(Exercise directions): Pick out and copy every line below that has the word "icon".

(Recorded data):

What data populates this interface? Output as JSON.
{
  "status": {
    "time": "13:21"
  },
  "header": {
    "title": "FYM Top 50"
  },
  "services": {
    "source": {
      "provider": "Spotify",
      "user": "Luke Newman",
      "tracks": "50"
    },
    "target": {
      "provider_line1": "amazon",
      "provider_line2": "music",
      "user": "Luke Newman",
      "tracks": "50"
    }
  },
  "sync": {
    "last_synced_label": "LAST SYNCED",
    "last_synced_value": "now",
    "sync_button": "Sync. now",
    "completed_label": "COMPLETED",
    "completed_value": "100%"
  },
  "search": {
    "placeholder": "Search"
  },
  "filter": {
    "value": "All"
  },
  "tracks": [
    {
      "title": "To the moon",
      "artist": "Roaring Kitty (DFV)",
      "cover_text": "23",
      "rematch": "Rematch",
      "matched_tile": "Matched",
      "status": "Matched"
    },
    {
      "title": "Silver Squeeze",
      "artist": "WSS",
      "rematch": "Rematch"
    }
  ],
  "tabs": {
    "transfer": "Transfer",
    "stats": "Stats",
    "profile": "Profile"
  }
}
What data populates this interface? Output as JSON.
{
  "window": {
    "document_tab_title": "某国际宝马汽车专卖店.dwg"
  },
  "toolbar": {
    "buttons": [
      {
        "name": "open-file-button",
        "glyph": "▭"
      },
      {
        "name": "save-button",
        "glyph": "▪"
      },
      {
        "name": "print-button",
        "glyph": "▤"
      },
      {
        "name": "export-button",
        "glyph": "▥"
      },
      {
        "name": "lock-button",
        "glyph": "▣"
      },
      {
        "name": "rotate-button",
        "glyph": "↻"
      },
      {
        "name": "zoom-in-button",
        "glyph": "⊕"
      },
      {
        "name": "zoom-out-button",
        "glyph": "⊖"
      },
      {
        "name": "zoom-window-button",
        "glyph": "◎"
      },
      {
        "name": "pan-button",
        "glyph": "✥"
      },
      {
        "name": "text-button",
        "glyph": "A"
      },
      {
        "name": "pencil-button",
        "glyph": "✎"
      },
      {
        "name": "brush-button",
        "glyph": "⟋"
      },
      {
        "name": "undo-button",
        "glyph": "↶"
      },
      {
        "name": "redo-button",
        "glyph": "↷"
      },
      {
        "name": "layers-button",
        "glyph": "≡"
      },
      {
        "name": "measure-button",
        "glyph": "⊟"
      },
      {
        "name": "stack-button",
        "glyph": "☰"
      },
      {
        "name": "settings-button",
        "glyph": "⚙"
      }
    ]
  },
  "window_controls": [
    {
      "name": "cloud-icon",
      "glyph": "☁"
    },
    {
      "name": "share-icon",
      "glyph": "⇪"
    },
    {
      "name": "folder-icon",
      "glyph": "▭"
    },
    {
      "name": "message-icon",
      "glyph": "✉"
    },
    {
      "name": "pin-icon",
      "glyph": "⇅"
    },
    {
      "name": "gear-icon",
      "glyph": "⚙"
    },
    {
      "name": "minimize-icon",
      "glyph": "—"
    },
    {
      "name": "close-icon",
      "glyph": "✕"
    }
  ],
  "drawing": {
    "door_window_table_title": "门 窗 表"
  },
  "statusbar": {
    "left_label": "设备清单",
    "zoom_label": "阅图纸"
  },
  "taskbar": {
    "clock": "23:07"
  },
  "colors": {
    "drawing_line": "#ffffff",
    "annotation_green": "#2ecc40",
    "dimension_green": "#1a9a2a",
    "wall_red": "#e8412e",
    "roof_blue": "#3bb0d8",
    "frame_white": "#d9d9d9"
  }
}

(Answer section):
      "name": "cloud-icon",
      "name": "share-icon",
      "name": "folder-icon",
      "name": "message-icon",
      "name": "pin-icon",
      "name": "gear-icon",
      "name": "minimize-icon",
      "name": "close-icon",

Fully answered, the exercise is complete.